With the housing season now well underway, we are all on the lookout for the plethora of illnesses likely to affect cattle during the cold months of the year. Among these ailments, few are more common than winter dysentery. Almost all of us will have dealt with this disease in the herd at some point and, while it is very rarely fatal, it can cause cattle to lose ground.

Winter dysentery is a significant cause of farm revenue loss, and we should be particularly concerned to prevent pregnant cows from contracting it.

What is winter dysentery?

In short, winter dysentery is a highly infectious disease of unknown cause. While a strain of coronavirus is regarded as the most likely culprit, there is no conclusive evidence to support this theory. At any rate, it is clearly a viral infection.

Once the disease gets into the herd, it spreads quickly and affects the majority, if not all, animals in the vicinity.

Signs and symptoms

The symptoms of winter dysentery may appear similar to some more serious diseases, but they do not last. Farmers should be on the lookout for foul-smelling, explosive diarrhoea that may contain some blood. Symptoms may only be noticeable in one or two animals at first; but it will spread to the rest of the herd within a few days. Milk yield tends to be negatively impacted by winter dysentery, with animals producing up to 50% less milk during the period of infection.

Animals usually recover from the infection within 2-3 days. The short period of symptomatic disease, as well as the rapid spread of infection, will help farmers to differentiate winter dysentery from more serious ailments such as Johne’s Disease. In this sense, diagnosis of winter dysentery can often be a relief to farmers who fear much worse.


There is no obvious cure for winter dysentery, and in most cases we just have to wait for symptoms to ease and disappear.

However, it is crucial that infected animals are provided with adequate drinking water.

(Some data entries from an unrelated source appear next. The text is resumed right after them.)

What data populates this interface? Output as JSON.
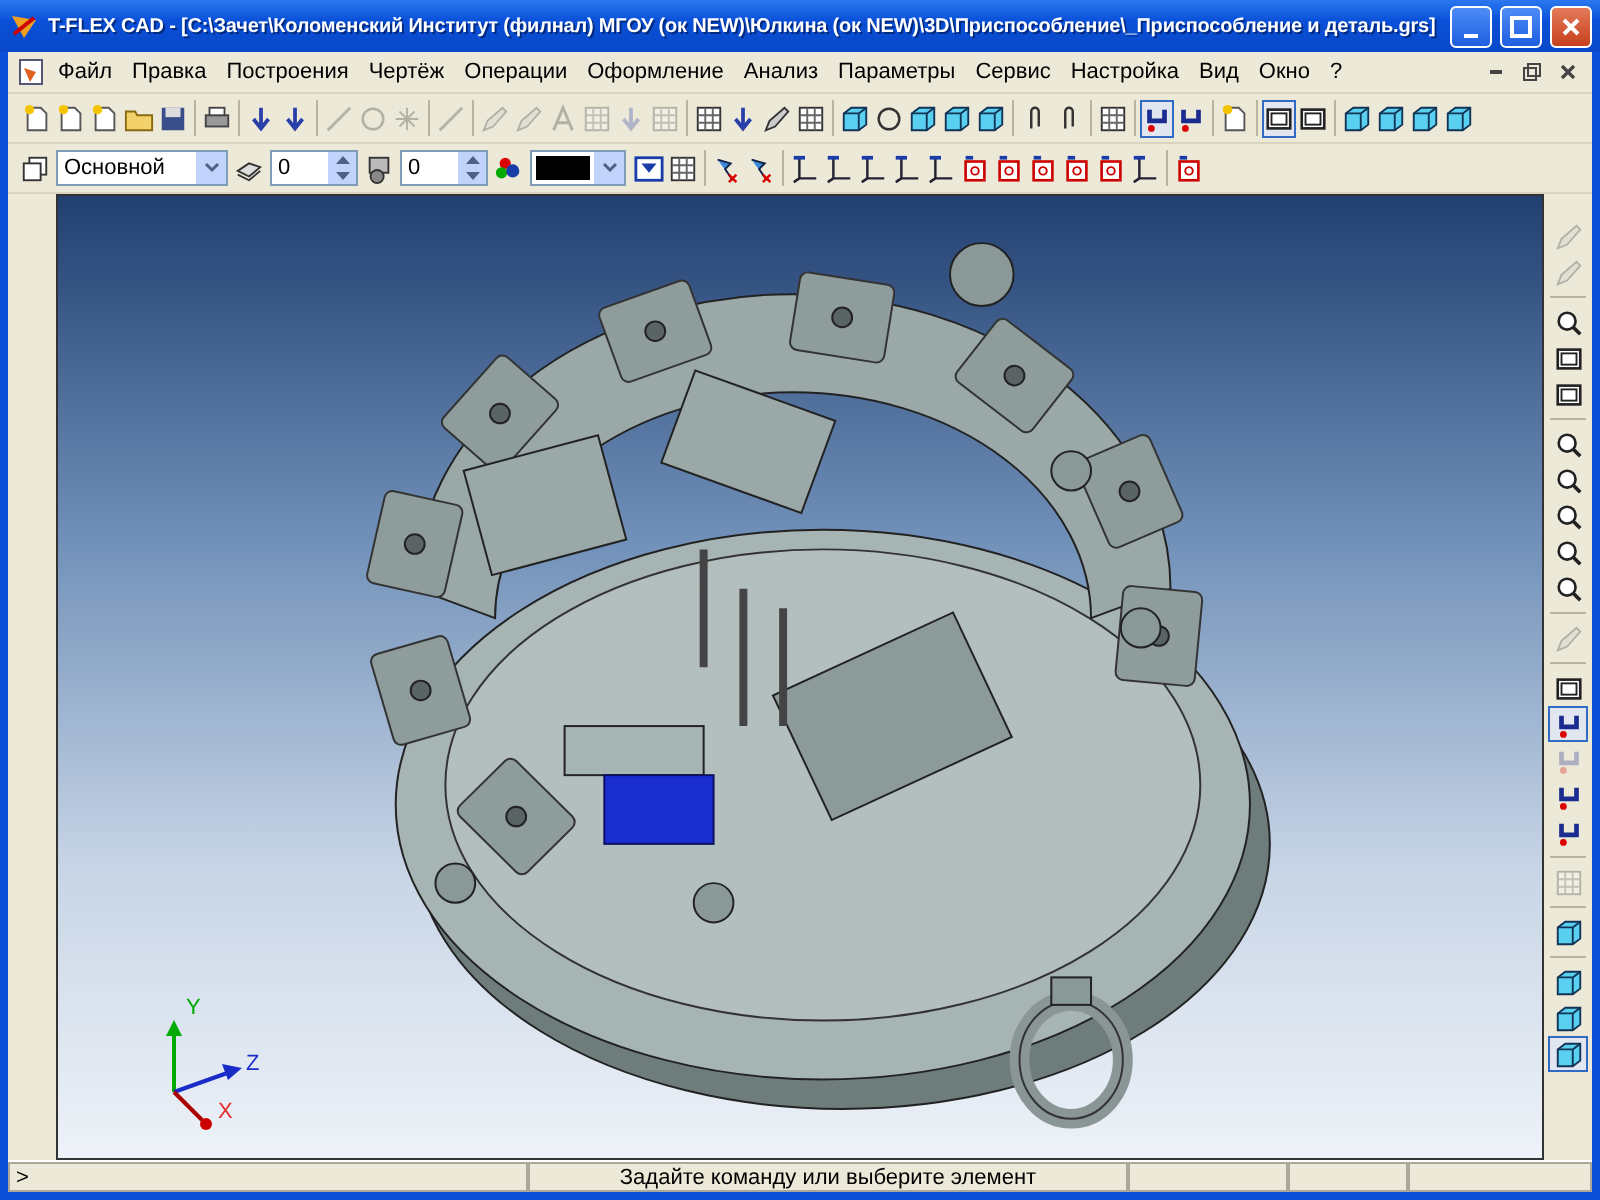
{
  "window": {
    "title": "T-FLEX CAD - [C:\\Зачет\\Коломенский Институт (филнал) МГОУ (ок NEW)\\Юлкина (ок NEW)\\3D\\Приспособление\\_Приспособление и деталь.grs]"
  },
  "menu": [
    {
      "label": "Файл"
    },
    {
      "label": "Правка"
    },
    {
      "label": "Построения"
    },
    {
      "label": "Чертёж"
    },
    {
      "label": "Операции"
    },
    {
      "label": "Оформление"
    },
    {
      "label": "Анализ"
    },
    {
      "label": "Параметры"
    },
    {
      "label": "Сервис"
    },
    {
      "label": "Настройка"
    },
    {
      "label": "Вид"
    },
    {
      "label": "Окно"
    },
    {
      "label": "?"
    }
  ],
  "toolbar_main": [
    {
      "kind": "button",
      "disabled": false,
      "pressed": false
    },
    {
      "kind": "button",
      "disabled": false,
      "pressed": false
    },
    {
      "kind": "button",
      "disabled": false,
      "pressed": false
    },
    {
      "kind": "button",
      "disabled": false,
      "pressed": false
    },
    {
      "kind": "button",
      "disabled": false,
      "pressed": false
    },
    {
      "kind": "separator"
    },
    {
      "kind": "button",
      "disabled": false,
      "pressed": false
    },
    {
      "kind": "separator"
    },
    {
      "kind": "button",
      "disabled": false,
      "pressed": false
    },
    {
      "kind": "button",
      "disabled": false,
      "pressed": false
    },
    {
      "kind": "separator"
    },
    {
      "kind": "button",
      "disabled": true,
      "pressed": false
    },
    {
      "kind": "button",
      "disabled": true,
      "pressed": false
    },
    {
      "kind": "button",
      "disabled": true,
      "pressed": false
    },
    {
      "kind": "separator"
    },
    {
      "kind": "button",
      "disabled": true,
      "pressed": false
    },
    {
      "kind": "separator"
    },
    {
      "kind": "button",
      "disabled": true,
      "pressed": false
    },
    {
      "kind": "button",
      "disabled": true,
      "pressed": false
    },
    {
      "kind": "button",
      "disabled": true,
      "pressed": false
    },
    {
      "kind": "button",
      "disabled": true,
      "pressed": false
    },
    {
      "kind": "button",
      "disabled": true,
      "pressed": false
    },
    {
      "kind": "button",
      "disabled": true,
      "pressed": false
    },
    {
      "kind": "separator"
    },
    {
      "kind": "button",
      "disabled": false,
      "pressed": false
    },
    {
      "kind": "button",
      "disabled": false,
      "pressed": false
    },
    {
      "kind": "button",
      "disabled": false,
      "pressed": false
    },
    {
      "kind": "button",
      "disabled": false,
      "pressed": false
    },
    {
      "kind": "separator"
    },
    {
      "kind": "button",
      "disabled": false,
      "pressed": false
    },
    {
      "kind": "button",
      "disabled": false,
      "pressed": false
    },
    {
      "kind": "button",
      "disabled": false,
      "pressed": false
    },
    {
      "kind": "button",
      "disabled": false,
      "pressed": false
    },
    {
      "kind": "button",
      "disabled": false,
      "pressed": false
    },
    {
      "kind": "separator"
    },
    {
      "kind": "button",
      "disabled": false,
      "pressed": false
    },
    {
      "kind": "button",
      "disabled": false,
      "pressed": false
    },
    {
      "kind": "separator"
    },
    {
      "kind": "button",
      "disabled": false,
      "pressed": false
    },
    {
      "kind": "separator"
    },
    {
      "kind": "button",
      "disabled": false,
      "pressed": true
    },
    {
      "kind": "button",
      "disabled": false,
      "pressed": false
    },
    {
      "kind": "separator"
    },
    {
      "kind": "button",
      "disabled": false,
      "pressed": false
    },
    {
      "kind": "separator"
    },
    {
      "kind": "button",
      "disabled": false,
      "pressed": true
    },
    {
      "kind": "button",
      "disabled": false,
      "pressed": false
    },
    {
      "kind": "separator"
    },
    {
      "kind": "button",
      "disabled": false,
      "pressed": false
    },
    {
      "kind": "button",
      "disabled": false,
      "pressed": false
    },
    {
      "kind": "button",
      "disabled": false,
      "pressed": false
    },
    {
      "kind": "button",
      "disabled": false,
      "pressed": false
    }
  ],
  "toolbar_properties": {
    "layer": "Основной",
    "level": "0",
    "priority": "0",
    "tools": [
      {
        "kind": "button",
        "pressed": false
      },
      {
        "kind": "button",
        "pressed": false
      },
      {
        "kind": "separator"
      },
      {
        "kind": "button",
        "pressed": false
      },
      {
        "kind": "button",
        "pressed": false
      },
      {
        "kind": "separator"
      },
      {
        "kind": "button",
        "pressed": false
      },
      {
        "kind": "button",
        "pressed": false
      },
      {
        "kind": "button",
        "pressed": false
      },
      {
        "kind": "button",
        "pressed": false
      },
      {
        "kind": "button",
        "pressed": false
      },
      {
        "kind": "button",
        "pressed": false
      },
      {
        "kind": "button",
        "pressed": false
      },
      {
        "kind": "button",
        "pressed": false
      },
      {
        "kind": "button",
        "pressed": false
      },
      {
        "kind": "button",
        "pressed": false
      },
      {
        "kind": "button",
        "pressed": false
      },
      {
        "kind": "separator"
      },
      {
        "kind": "button",
        "pressed": false
      }
    ]
  },
  "toolbar_view": [
    {
      "kind": "button",
      "disabled": true,
      "pressed": false
    },
    {
      "kind": "button",
      "disabled": true,
      "pressed": false
    },
    {
      "kind": "separator"
    },
    {
      "kind": "button",
      "disabled": false,
      "pressed": false
    },
    {
      "kind": "button",
      "disabled": false,
      "pressed": false
    },
    {
      "kind": "button",
      "disabled": false,
      "pressed": false
    },
    {
      "kind": "separator"
    },
    {
      "kind": "button",
      "disabled": false,
      "pressed": false
    },
    {
      "kind": "button",
      "disabled": false,
      "pressed": false
    },
    {
      "kind": "button",
      "disabled": false,
      "pressed": false
    },
    {
      "kind": "button",
      "disabled": false,
      "pressed": false
    },
    {
      "kind": "button",
      "disabled": false,
      "pressed": false
    },
    {
      "kind": "separator"
    },
    {
      "kind": "button",
      "disabled": true,
      "pressed": false
    },
    {
      "kind": "separator"
    },
    {
      "kind": "button",
      "disabled": false,
      "pressed": false
    },
    {
      "kind": "button",
      "disabled": false,
      "pressed": true
    },
    {
      "kind": "button",
      "disabled": true,
      "pressed": false
    },
    {
      "kind": "button",
      "disabled": false,
      "pressed": false
    },
    {
      "kind": "button",
      "disabled": false,
      "pressed": false
    },
    {
      "kind": "separator"
    },
    {
      "kind": "button",
      "disabled": true,
      "pressed": false
    },
    {
      "kind": "separator"
    },
    {
      "kind": "button",
      "disabled": false,
      "pressed": false
    },
    {
      "kind": "separator"
    },
    {
      "kind": "button",
      "disabled": false,
      "pressed": false
    },
    {
      "kind": "button",
      "disabled": false,
      "pressed": false
    },
    {
      "kind": "button",
      "disabled": false,
      "pressed": true
    }
  ],
  "axes": [
    {
      "label": "Y"
    },
    {
      "label": "Z"
    },
    {
      "label": "X"
    }
  ],
  "status_bar": {
    "prompt": ">",
    "message": "Задайте команду или выберите элемент"
  }
}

If you suspect that animals are becoming dehydrated due to severe diarrhoea, you should administer electrolytes as quickly as possible.


As there is no cure for winter dysentery, we should do everything we can to prevent it from entering our herd in the first place.

When making a plan to prevent the disease from getting into our animal houses this winter, it is important to remember that infection is always introduced from an external source. Therefore, it is essential that we maintain good hygiene when entering and leaving the shed; and that we demand the same of others, be they vets, farm workers, family members or neighbours.

Having an isolation period for bought-in animals will also help to keep disease out. Keep recently bought animals in a separate house for at least a week before introducing to the main herd. Make sure to clean your hands and disinfect your boots when working with recently purchased livestock, or livestock from another farm.

Silver lining

While winter dysentery can be a nuisance, there are a couple of silver linings. First of all, as mentioned above, the disease is very rarely fatal. If an animal dies from it, they were most likely very ill to begin with.

In addition, once your animals have contracted it they should achieve herd immunity. This means that the herd should not contract it again for another five years at least.